Historic City News has received word to cancel Christmas.
Facing more than $6,500 in permit fees and no sign of a Christmas angel, Linda Abbott of St Augustine is giving up, at least for this year, telling reporters that time simply ran out.
The parade has been part of the community for more than 60-years, but interest has waned for parades; and, traffic congestion makes marathon, bicycle races, and other activities that monopolize the streets, less popular with local residents.
At one time the attendance at city parades like Easter, Veterans Day and Christmas, was strong — but in recent years, not so much.
The parade was a natural fit for downtown before shopping malls and online shopping became the standard; a time when the windows of merchants were decorated with Christmas themes on the day after Thanksgiving — the once official first day of the holiday shopping season. The stores were open “late” until 8:00 p.m. or 9:00 p.m. and the streets were bustling with people running errands and delivering gifts. Packages wrapped in bright paper with shiny satin bows could be seen in every doorway along King Street as well as St George Street.

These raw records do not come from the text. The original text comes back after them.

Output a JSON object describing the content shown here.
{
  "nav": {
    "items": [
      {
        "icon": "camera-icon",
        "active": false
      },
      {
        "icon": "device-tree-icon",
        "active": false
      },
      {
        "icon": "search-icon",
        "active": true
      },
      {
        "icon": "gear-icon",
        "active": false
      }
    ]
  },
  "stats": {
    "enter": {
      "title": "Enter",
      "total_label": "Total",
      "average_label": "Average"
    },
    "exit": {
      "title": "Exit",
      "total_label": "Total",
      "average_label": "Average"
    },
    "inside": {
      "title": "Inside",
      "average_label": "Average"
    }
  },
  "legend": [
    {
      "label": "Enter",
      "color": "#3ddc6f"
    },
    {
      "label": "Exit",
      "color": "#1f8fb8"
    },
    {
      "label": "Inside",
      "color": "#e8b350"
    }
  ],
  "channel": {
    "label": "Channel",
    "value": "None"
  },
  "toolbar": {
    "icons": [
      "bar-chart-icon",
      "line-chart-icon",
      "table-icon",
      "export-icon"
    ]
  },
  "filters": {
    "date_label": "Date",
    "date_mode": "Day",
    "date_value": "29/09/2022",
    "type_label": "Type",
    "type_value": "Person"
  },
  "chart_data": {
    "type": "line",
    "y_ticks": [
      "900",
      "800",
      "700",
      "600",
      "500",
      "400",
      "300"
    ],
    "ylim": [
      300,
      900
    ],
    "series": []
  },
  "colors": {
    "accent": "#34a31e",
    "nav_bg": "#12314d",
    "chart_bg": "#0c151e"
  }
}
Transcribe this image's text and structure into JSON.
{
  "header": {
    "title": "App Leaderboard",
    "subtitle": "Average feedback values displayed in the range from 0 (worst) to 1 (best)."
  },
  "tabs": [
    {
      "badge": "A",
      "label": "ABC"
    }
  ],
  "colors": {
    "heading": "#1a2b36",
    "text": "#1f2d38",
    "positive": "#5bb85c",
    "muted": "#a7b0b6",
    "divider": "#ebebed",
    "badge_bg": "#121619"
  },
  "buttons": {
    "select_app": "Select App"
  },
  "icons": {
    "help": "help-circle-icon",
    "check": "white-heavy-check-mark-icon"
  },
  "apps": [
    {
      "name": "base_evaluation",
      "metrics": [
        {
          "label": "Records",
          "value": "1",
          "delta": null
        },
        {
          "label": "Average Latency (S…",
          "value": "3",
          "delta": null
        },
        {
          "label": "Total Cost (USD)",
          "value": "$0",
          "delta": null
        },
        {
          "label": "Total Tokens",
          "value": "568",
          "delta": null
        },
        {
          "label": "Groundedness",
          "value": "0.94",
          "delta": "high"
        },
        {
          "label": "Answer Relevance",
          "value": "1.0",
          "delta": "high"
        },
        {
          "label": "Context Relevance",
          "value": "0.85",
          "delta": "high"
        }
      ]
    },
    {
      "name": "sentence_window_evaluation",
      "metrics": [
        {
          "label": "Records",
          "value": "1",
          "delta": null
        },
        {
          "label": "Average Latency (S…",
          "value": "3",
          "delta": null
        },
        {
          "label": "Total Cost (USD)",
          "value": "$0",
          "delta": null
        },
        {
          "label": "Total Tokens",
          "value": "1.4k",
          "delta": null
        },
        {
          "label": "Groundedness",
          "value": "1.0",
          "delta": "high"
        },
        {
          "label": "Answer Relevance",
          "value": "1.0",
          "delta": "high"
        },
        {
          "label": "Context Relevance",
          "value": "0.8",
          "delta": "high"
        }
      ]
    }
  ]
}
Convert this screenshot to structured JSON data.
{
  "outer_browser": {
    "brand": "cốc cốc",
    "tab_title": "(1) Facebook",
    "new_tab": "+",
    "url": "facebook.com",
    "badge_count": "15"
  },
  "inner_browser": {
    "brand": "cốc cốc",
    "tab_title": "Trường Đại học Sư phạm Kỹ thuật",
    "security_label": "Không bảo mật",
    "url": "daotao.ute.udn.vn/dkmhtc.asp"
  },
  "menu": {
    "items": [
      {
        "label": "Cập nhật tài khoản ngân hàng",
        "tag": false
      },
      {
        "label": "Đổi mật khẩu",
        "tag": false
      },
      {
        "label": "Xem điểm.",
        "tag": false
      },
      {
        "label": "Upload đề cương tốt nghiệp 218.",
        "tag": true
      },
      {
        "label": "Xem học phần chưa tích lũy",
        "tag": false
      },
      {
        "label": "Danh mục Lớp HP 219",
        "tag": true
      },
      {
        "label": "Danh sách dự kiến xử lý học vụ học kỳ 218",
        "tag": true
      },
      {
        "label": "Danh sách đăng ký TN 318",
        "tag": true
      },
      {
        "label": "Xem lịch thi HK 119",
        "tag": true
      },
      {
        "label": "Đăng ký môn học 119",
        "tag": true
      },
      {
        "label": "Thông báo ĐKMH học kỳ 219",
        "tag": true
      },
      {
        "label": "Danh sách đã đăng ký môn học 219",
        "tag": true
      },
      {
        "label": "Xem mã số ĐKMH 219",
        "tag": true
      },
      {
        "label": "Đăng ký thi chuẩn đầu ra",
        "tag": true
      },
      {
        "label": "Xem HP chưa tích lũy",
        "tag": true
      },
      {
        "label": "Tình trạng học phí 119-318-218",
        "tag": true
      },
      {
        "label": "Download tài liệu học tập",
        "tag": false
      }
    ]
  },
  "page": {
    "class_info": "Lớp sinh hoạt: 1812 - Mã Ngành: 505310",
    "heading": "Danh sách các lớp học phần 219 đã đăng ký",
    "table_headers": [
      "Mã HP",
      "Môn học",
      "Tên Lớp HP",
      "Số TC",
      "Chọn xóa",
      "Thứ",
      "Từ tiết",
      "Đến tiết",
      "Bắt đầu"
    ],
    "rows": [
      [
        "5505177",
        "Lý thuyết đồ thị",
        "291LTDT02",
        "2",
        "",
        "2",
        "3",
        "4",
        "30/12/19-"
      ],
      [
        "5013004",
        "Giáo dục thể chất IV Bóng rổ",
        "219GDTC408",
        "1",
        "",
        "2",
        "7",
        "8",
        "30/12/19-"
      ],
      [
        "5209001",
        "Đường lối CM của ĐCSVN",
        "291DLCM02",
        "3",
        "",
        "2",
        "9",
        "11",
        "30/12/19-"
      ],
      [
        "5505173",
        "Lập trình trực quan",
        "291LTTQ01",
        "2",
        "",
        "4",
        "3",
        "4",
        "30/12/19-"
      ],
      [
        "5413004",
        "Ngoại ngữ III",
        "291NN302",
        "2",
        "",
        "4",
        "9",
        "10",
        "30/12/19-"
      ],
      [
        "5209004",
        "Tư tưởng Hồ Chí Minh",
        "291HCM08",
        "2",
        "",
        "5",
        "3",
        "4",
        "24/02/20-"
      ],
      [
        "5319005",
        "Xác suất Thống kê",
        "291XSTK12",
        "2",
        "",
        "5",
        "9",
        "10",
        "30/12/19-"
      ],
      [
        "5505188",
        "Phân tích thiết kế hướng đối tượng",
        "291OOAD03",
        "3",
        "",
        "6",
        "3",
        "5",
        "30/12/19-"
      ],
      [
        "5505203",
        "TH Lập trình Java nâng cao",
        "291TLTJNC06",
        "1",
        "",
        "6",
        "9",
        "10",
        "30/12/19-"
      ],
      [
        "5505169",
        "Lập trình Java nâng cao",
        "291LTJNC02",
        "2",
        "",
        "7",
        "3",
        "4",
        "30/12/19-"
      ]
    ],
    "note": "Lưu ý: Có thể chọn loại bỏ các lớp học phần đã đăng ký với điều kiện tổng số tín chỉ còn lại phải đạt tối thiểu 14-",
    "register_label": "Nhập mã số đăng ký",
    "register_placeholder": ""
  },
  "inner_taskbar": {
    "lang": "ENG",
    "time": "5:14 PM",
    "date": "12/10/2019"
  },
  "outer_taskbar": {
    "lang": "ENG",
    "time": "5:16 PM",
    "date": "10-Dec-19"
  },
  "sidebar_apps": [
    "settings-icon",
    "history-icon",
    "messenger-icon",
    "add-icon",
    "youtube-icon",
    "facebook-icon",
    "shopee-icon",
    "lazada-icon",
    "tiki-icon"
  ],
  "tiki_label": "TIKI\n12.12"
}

With help from the St Augustine Chamber of Commerce, Santa Claus arrived each year, bringing up the rear of the parade; once drawn by carriage, then later riding in the bucket of a ladder truck courtesy of the St Augustine Fire Department.
Abbott explained in interviews with local sources that construction of the floats and coordinating a battalion of volunteers, finding a source for insurance, arranging for vendors, cleanup and sponsors was just too much to pull together before December 1st.
“Maybe next year,” Abbott told a Jacksonville television reporter. But after producing more than 20 parades herself, its possible the Christmas parade has gone the way of the Days in Spain Fiesta and we’ve retired another nostalgic, local event.